▸ Your goal
Looking at the data below, count the lines that contain the string "JSON". Write only the total.

Records supplied Start Marker

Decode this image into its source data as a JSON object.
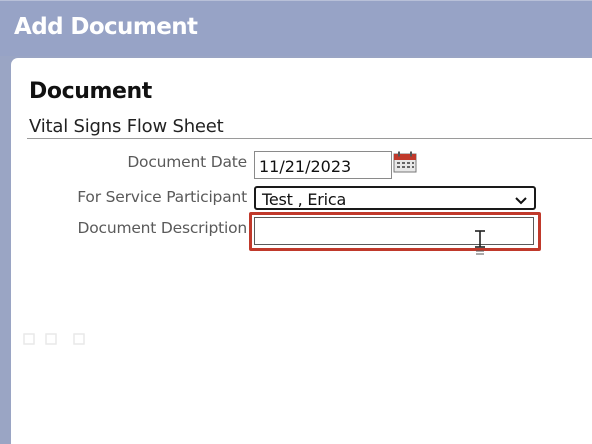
{
  "window": {
    "title": "Add Document"
  },
  "section": {
    "title": "Document",
    "document_name": "Vital Signs Flow Sheet"
  },
  "form": {
    "document_date": {
      "label": "Document Date",
      "value": "11/21/2023"
    },
    "service_participant": {
      "label": "For Service Participant",
      "selected": "Test , Erica"
    },
    "document_description": {
      "label": "Document Description",
      "value": ""
    }
  },
  "icons": {
    "calendar": "calendar-icon",
    "dropdown": "chevron-down-icon",
    "text_cursor": "text-cursor-icon"
  },
  "colors": {
    "titlebar": "#97a3c6",
    "highlight": "#c0392b",
    "calendar_accent": "#c0392b"
  }
}
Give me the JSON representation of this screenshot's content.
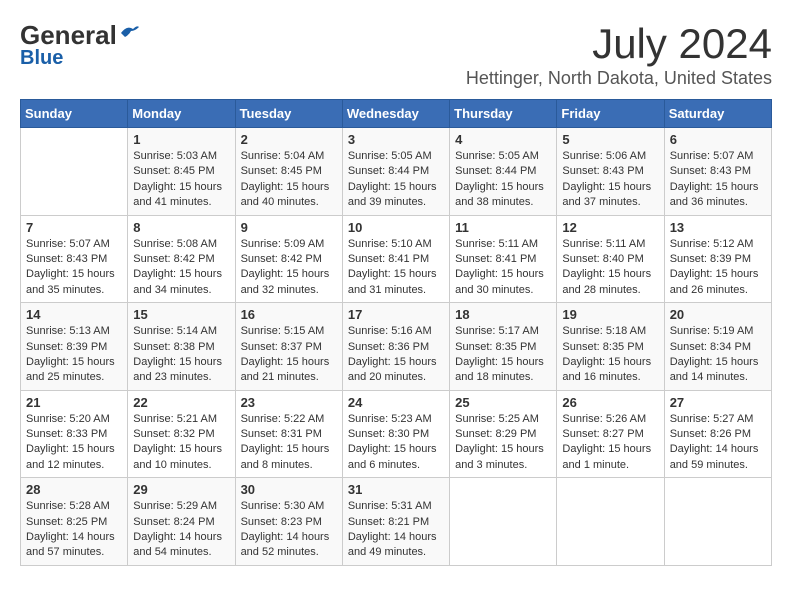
{
  "header": {
    "logo_general": "General",
    "logo_blue": "Blue",
    "month": "July 2024",
    "location": "Hettinger, North Dakota, United States"
  },
  "days_of_week": [
    "Sunday",
    "Monday",
    "Tuesday",
    "Wednesday",
    "Thursday",
    "Friday",
    "Saturday"
  ],
  "weeks": [
    [
      {
        "day": "",
        "info": ""
      },
      {
        "day": "1",
        "info": "Sunrise: 5:03 AM\nSunset: 8:45 PM\nDaylight: 15 hours\nand 41 minutes."
      },
      {
        "day": "2",
        "info": "Sunrise: 5:04 AM\nSunset: 8:45 PM\nDaylight: 15 hours\nand 40 minutes."
      },
      {
        "day": "3",
        "info": "Sunrise: 5:05 AM\nSunset: 8:44 PM\nDaylight: 15 hours\nand 39 minutes."
      },
      {
        "day": "4",
        "info": "Sunrise: 5:05 AM\nSunset: 8:44 PM\nDaylight: 15 hours\nand 38 minutes."
      },
      {
        "day": "5",
        "info": "Sunrise: 5:06 AM\nSunset: 8:43 PM\nDaylight: 15 hours\nand 37 minutes."
      },
      {
        "day": "6",
        "info": "Sunrise: 5:07 AM\nSunset: 8:43 PM\nDaylight: 15 hours\nand 36 minutes."
      }
    ],
    [
      {
        "day": "7",
        "info": "Sunrise: 5:07 AM\nSunset: 8:43 PM\nDaylight: 15 hours\nand 35 minutes."
      },
      {
        "day": "8",
        "info": "Sunrise: 5:08 AM\nSunset: 8:42 PM\nDaylight: 15 hours\nand 34 minutes."
      },
      {
        "day": "9",
        "info": "Sunrise: 5:09 AM\nSunset: 8:42 PM\nDaylight: 15 hours\nand 32 minutes."
      },
      {
        "day": "10",
        "info": "Sunrise: 5:10 AM\nSunset: 8:41 PM\nDaylight: 15 hours\nand 31 minutes."
      },
      {
        "day": "11",
        "info": "Sunrise: 5:11 AM\nSunset: 8:41 PM\nDaylight: 15 hours\nand 30 minutes."
      },
      {
        "day": "12",
        "info": "Sunrise: 5:11 AM\nSunset: 8:40 PM\nDaylight: 15 hours\nand 28 minutes."
      },
      {
        "day": "13",
        "info": "Sunrise: 5:12 AM\nSunset: 8:39 PM\nDaylight: 15 hours\nand 26 minutes."
      }
    ],
    [
      {
        "day": "14",
        "info": "Sunrise: 5:13 AM\nSunset: 8:39 PM\nDaylight: 15 hours\nand 25 minutes."
      },
      {
        "day": "15",
        "info": "Sunrise: 5:14 AM\nSunset: 8:38 PM\nDaylight: 15 hours\nand 23 minutes."
      },
      {
        "day": "16",
        "info": "Sunrise: 5:15 AM\nSunset: 8:37 PM\nDaylight: 15 hours\nand 21 minutes."
      },
      {
        "day": "17",
        "info": "Sunrise: 5:16 AM\nSunset: 8:36 PM\nDaylight: 15 hours\nand 20 minutes."
      },
      {
        "day": "18",
        "info": "Sunrise: 5:17 AM\nSunset: 8:35 PM\nDaylight: 15 hours\nand 18 minutes."
      },
      {
        "day": "19",
        "info": "Sunrise: 5:18 AM\nSunset: 8:35 PM\nDaylight: 15 hours\nand 16 minutes."
      },
      {
        "day": "20",
        "info": "Sunrise: 5:19 AM\nSunset: 8:34 PM\nDaylight: 15 hours\nand 14 minutes."
      }
    ],
    [
      {
        "day": "21",
        "info": "Sunrise: 5:20 AM\nSunset: 8:33 PM\nDaylight: 15 hours\nand 12 minutes."
      },
      {
        "day": "22",
        "info": "Sunrise: 5:21 AM\nSunset: 8:32 PM\nDaylight: 15 hours\nand 10 minutes."
      },
      {
        "day": "23",
        "info": "Sunrise: 5:22 AM\nSunset: 8:31 PM\nDaylight: 15 hours\nand 8 minutes."
      },
      {
        "day": "24",
        "info": "Sunrise: 5:23 AM\nSunset: 8:30 PM\nDaylight: 15 hours\nand 6 minutes."
      },
      {
        "day": "25",
        "info": "Sunrise: 5:25 AM\nSunset: 8:29 PM\nDaylight: 15 hours\nand 3 minutes."
      },
      {
        "day": "26",
        "info": "Sunrise: 5:26 AM\nSunset: 8:27 PM\nDaylight: 15 hours\nand 1 minute."
      },
      {
        "day": "27",
        "info": "Sunrise: 5:27 AM\nSunset: 8:26 PM\nDaylight: 14 hours\nand 59 minutes."
      }
    ],
    [
      {
        "day": "28",
        "info": "Sunrise: 5:28 AM\nSunset: 8:25 PM\nDaylight: 14 hours\nand 57 minutes."
      },
      {
        "day": "29",
        "info": "Sunrise: 5:29 AM\nSunset: 8:24 PM\nDaylight: 14 hours\nand 54 minutes."
      },
      {
        "day": "30",
        "info": "Sunrise: 5:30 AM\nSunset: 8:23 PM\nDaylight: 14 hours\nand 52 minutes."
      },
      {
        "day": "31",
        "info": "Sunrise: 5:31 AM\nSunset: 8:21 PM\nDaylight: 14 hours\nand 49 minutes."
      },
      {
        "day": "",
        "info": ""
      },
      {
        "day": "",
        "info": ""
      },
      {
        "day": "",
        "info": ""
      }
    ]
  ]
}
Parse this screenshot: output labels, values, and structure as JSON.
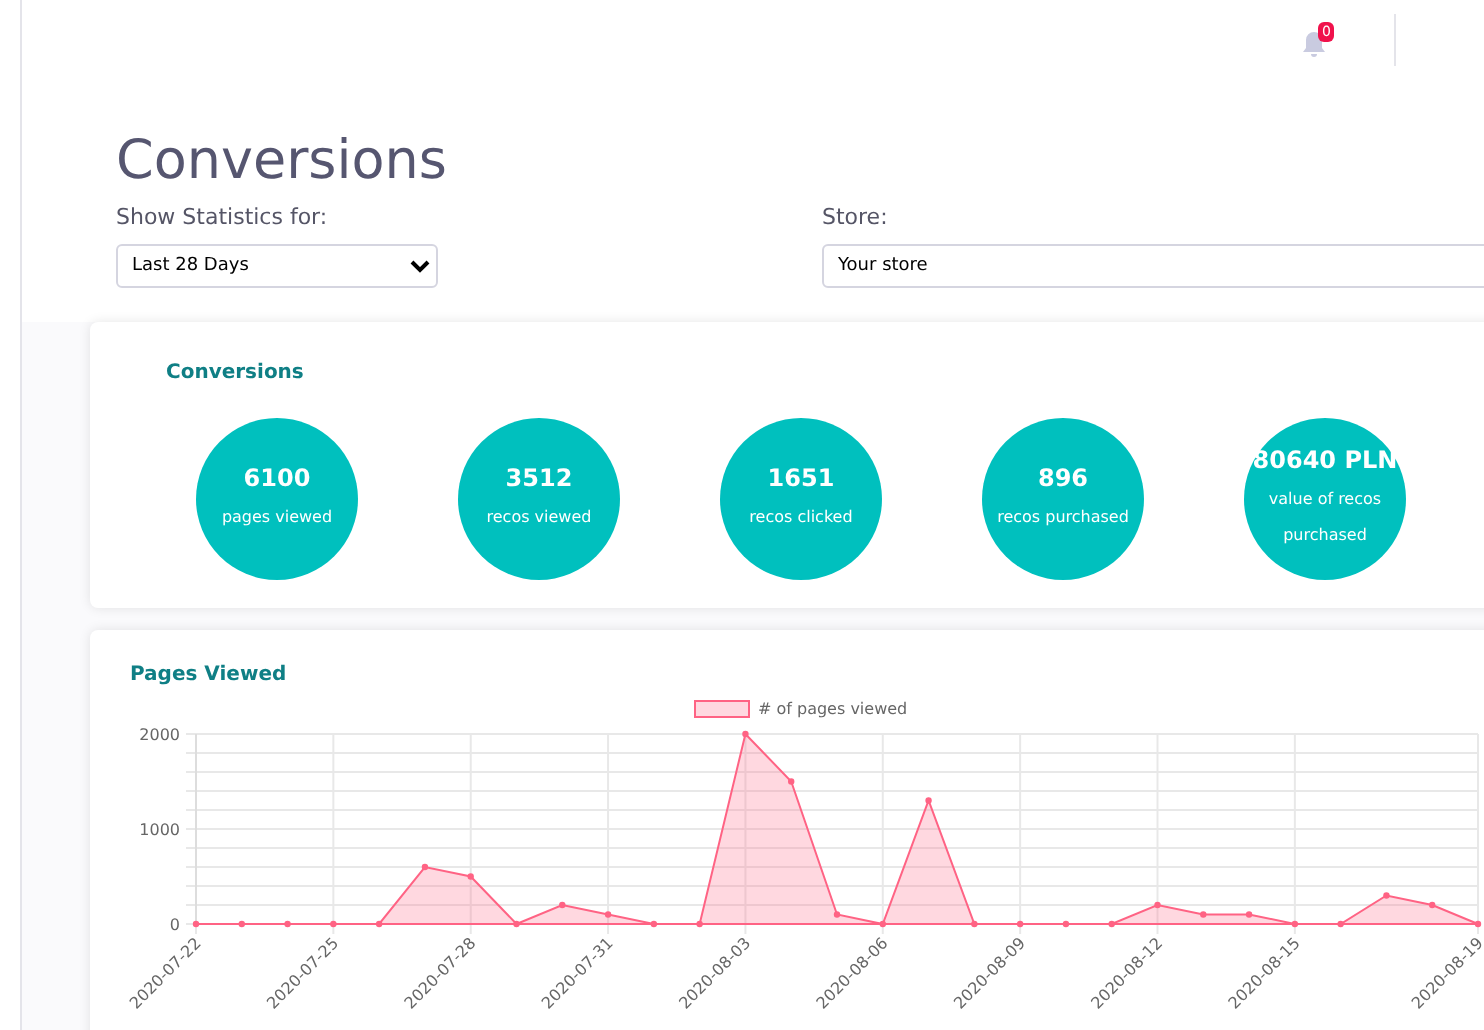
{
  "topbar": {
    "notification_count": "0"
  },
  "title": "Conversions",
  "filters": [
    {
      "label": "Show Statistics for:",
      "value": "Last 28 Days",
      "kind": "narrow"
    },
    {
      "label": "Store:",
      "value": "Your store",
      "kind": "wide"
    }
  ],
  "conversions": {
    "title": "Conversions",
    "stats": [
      {
        "value": "6100",
        "label": "pages viewed"
      },
      {
        "value": "3512",
        "label": "recos viewed"
      },
      {
        "value": "1651",
        "label": "recos clicked"
      },
      {
        "value": "896",
        "label": "recos purchased"
      },
      {
        "value": "80640 PLN",
        "label": "value of recos purchased"
      }
    ]
  },
  "pages_viewed": {
    "title": "Pages Viewed",
    "chart_data": {
      "type": "area",
      "categories": [
        "2020-07-22",
        null,
        null,
        "2020-07-25",
        null,
        null,
        "2020-07-28",
        null,
        null,
        "2020-07-31",
        null,
        null,
        "2020-08-03",
        null,
        null,
        "2020-08-06",
        null,
        null,
        "2020-08-09",
        null,
        null,
        "2020-08-12",
        null,
        null,
        "2020-08-15",
        null,
        null,
        null,
        "2020-08-19"
      ],
      "series": [
        {
          "name": "# of pages viewed",
          "color": "#ff6384",
          "values": [
            0,
            0,
            0,
            0,
            0,
            600,
            500,
            0,
            200,
            100,
            0,
            0,
            2000,
            1500,
            100,
            0,
            1300,
            0,
            0,
            0,
            0,
            200,
            100,
            100,
            0,
            0,
            300,
            200,
            0
          ]
        }
      ],
      "ylim": [
        0,
        2000
      ],
      "grid": true,
      "yticks": [
        0,
        1000,
        2000
      ]
    }
  }
}
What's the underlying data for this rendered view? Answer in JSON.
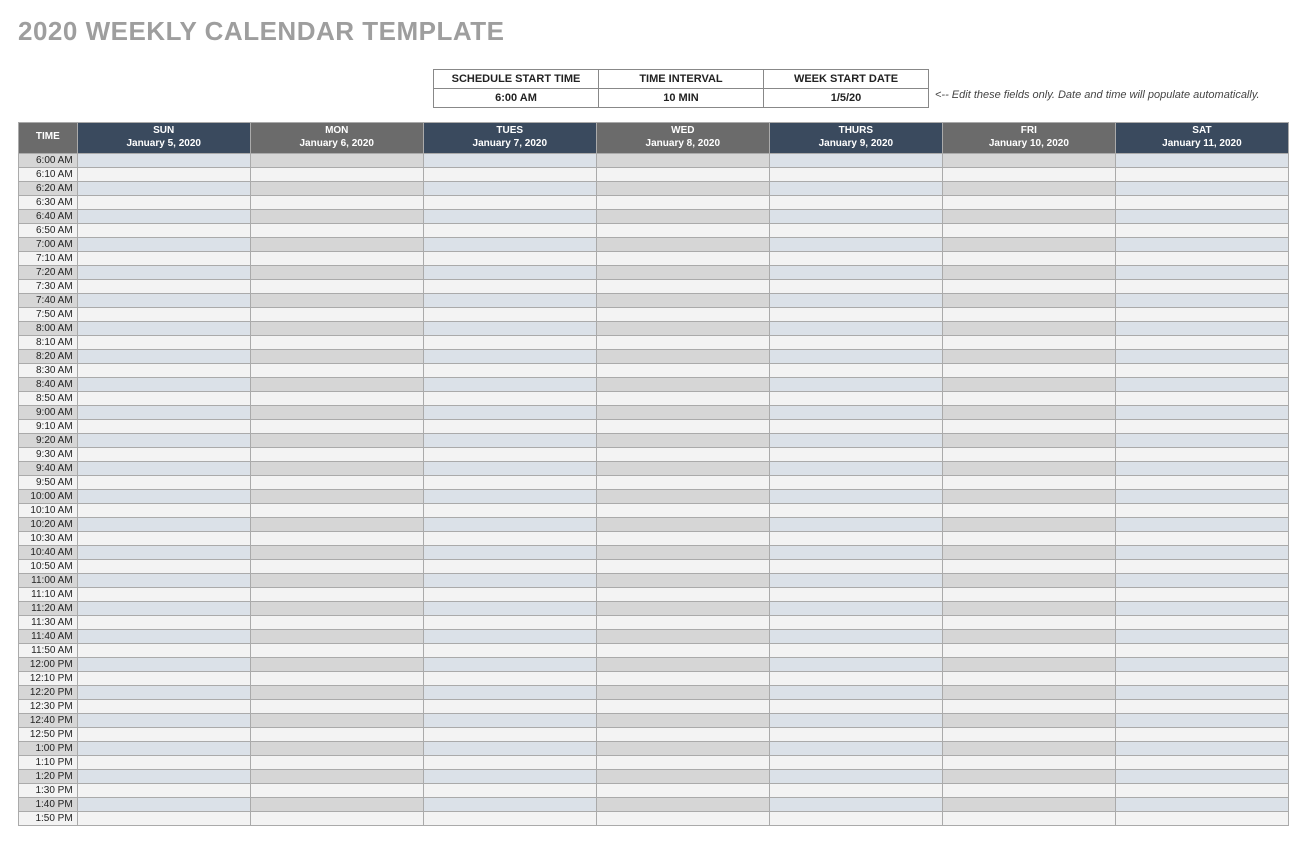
{
  "title": "2020 WEEKLY CALENDAR TEMPLATE",
  "settings": {
    "headers": {
      "start_time": "SCHEDULE START TIME",
      "interval": "TIME INTERVAL",
      "week_start": "WEEK START DATE"
    },
    "values": {
      "start_time": "6:00 AM",
      "interval": "10 MIN",
      "week_start": "1/5/20"
    },
    "hint": "<-- Edit these fields only. Date and time will populate automatically."
  },
  "calendar": {
    "time_header": "TIME",
    "days": [
      {
        "name": "SUN",
        "date": "January 5, 2020",
        "alt": false
      },
      {
        "name": "MON",
        "date": "January 6, 2020",
        "alt": true
      },
      {
        "name": "TUES",
        "date": "January 7, 2020",
        "alt": false
      },
      {
        "name": "WED",
        "date": "January 8, 2020",
        "alt": true
      },
      {
        "name": "THURS",
        "date": "January 9, 2020",
        "alt": false
      },
      {
        "name": "FRI",
        "date": "January 10, 2020",
        "alt": true
      },
      {
        "name": "SAT",
        "date": "January 11, 2020",
        "alt": false
      }
    ],
    "times": [
      "6:00 AM",
      "6:10 AM",
      "6:20 AM",
      "6:30 AM",
      "6:40 AM",
      "6:50 AM",
      "7:00 AM",
      "7:10 AM",
      "7:20 AM",
      "7:30 AM",
      "7:40 AM",
      "7:50 AM",
      "8:00 AM",
      "8:10 AM",
      "8:20 AM",
      "8:30 AM",
      "8:40 AM",
      "8:50 AM",
      "9:00 AM",
      "9:10 AM",
      "9:20 AM",
      "9:30 AM",
      "9:40 AM",
      "9:50 AM",
      "10:00 AM",
      "10:10 AM",
      "10:20 AM",
      "10:30 AM",
      "10:40 AM",
      "10:50 AM",
      "11:00 AM",
      "11:10 AM",
      "11:20 AM",
      "11:30 AM",
      "11:40 AM",
      "11:50 AM",
      "12:00 PM",
      "12:10 PM",
      "12:20 PM",
      "12:30 PM",
      "12:40 PM",
      "12:50 PM",
      "1:00 PM",
      "1:10 PM",
      "1:20 PM",
      "1:30 PM",
      "1:40 PM",
      "1:50 PM"
    ]
  }
}
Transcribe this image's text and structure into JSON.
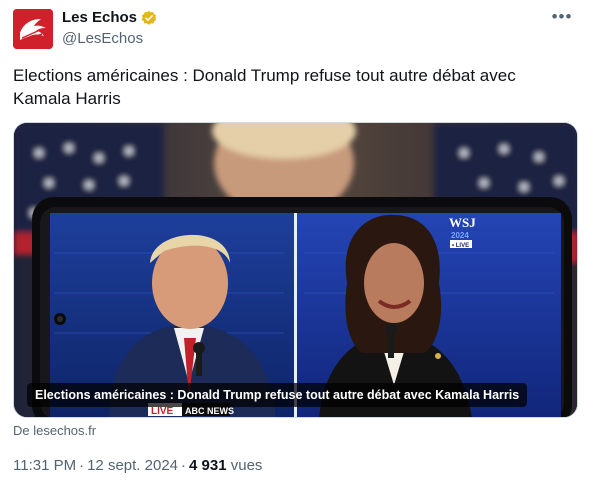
{
  "author": {
    "name": "Les Echos",
    "handle": "@LesEchos",
    "verified": true,
    "brand_color": "#d0202b",
    "verified_color": "#e2b719"
  },
  "tweet": {
    "text": "Elections américaines : Donald Trump refuse tout autre débat avec Kamala Harris",
    "media": {
      "caption": "Elections américaines : Donald Trump refuse tout autre débat avec Kamala Harris",
      "badge": "WSJ",
      "badge_year": "2024",
      "badge_live": "• LIVE",
      "bottom_tags": [
        "LIVE",
        "ABC NEWS"
      ]
    },
    "source": "De lesechos.fr"
  },
  "meta": {
    "time": "11:31 PM",
    "dot": "·",
    "date": "12 sept. 2024",
    "views_count": "4 931",
    "views_label": "vues"
  },
  "icons": {
    "more": "more-horizontal-icon",
    "verified": "verified-badge-icon"
  }
}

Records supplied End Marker

▸ Finished task
5